Strange Jeremiahs: civil religion and the literary imaginations of Jonathan Edwards, Herman Melville, and W. E. B. Du Bois
Over the last few decades the notion of civil religion has gained parlance as a way of making sense of American culture and religion. The term civil religion, often used simply to mean patriotism, refers in this text to the religious styles and rhetoric that emerge from the act of founding of the American Republic as a democratic nation. The author examines the work of three major American authors whose lives span 250 years and who, in spite of their different heritages, all expressed themselves through the tradition of the jeremiad, or prophetic judgment of a people for backsliding from their destiny. Jonathan Edwards, the eighteenth-century theologian whose work defined the Great Awakening, made use of the jeremiad through a theological discourse that defined conversion as a performative act

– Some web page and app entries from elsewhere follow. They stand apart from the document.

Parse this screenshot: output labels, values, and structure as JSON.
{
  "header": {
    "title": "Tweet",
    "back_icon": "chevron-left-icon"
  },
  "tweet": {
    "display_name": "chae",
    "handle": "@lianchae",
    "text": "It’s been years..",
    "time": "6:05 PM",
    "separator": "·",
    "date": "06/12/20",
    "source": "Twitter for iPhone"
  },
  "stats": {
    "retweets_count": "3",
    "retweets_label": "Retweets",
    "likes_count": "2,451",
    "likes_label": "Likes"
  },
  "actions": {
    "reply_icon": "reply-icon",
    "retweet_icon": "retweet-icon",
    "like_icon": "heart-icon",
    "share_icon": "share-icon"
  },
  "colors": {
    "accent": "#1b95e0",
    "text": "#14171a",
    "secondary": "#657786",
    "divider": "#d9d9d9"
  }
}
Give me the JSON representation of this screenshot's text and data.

Stewart demonstrates how Herman Melville, the author of Moby-Dick, questioned the ideology of American optimism; her focus here falls upon his lesser known and often overlooked novel, Pierre, or, The Ambiguities. W.E.B. Du Bois, the preeminent African American intellectual and activist, took up the jeremiad from the implications of the Reconstruction.

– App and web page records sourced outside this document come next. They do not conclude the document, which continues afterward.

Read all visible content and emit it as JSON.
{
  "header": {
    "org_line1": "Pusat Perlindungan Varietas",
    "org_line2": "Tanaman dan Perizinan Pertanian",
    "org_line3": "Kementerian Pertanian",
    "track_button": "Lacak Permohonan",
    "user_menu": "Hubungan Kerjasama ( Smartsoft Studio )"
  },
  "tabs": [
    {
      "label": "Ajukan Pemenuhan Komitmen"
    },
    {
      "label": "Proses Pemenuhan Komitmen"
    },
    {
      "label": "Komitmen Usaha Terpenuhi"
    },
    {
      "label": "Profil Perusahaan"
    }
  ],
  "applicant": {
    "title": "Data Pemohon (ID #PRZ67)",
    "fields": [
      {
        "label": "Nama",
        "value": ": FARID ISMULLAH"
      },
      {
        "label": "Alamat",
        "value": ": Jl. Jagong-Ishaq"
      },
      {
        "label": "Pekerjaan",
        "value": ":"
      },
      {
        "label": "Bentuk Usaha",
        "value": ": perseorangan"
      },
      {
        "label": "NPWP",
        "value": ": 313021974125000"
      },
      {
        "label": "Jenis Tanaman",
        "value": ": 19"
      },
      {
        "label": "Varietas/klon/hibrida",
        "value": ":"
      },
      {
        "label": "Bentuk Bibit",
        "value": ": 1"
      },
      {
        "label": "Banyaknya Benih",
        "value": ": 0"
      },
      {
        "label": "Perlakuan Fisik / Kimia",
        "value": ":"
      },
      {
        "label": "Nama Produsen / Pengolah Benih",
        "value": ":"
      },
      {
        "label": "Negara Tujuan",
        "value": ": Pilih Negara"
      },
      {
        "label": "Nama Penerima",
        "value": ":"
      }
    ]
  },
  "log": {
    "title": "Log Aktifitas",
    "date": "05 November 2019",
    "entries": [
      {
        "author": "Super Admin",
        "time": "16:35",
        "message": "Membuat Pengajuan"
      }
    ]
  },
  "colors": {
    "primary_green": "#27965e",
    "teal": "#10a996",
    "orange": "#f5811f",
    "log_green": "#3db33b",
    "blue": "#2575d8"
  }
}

Stewart grounds her study in the meaning and act of America's revolutionary founding, the Civil War, and in Reconstruction, which represents a refounding. These contexts along with the cultural meaning of Puritanism set forth the meaning of civil religion within the orders of a revolutionary beginning. Highlighting the promise and failure of the American Revolution, her study offers new resources for understanding American history and culture.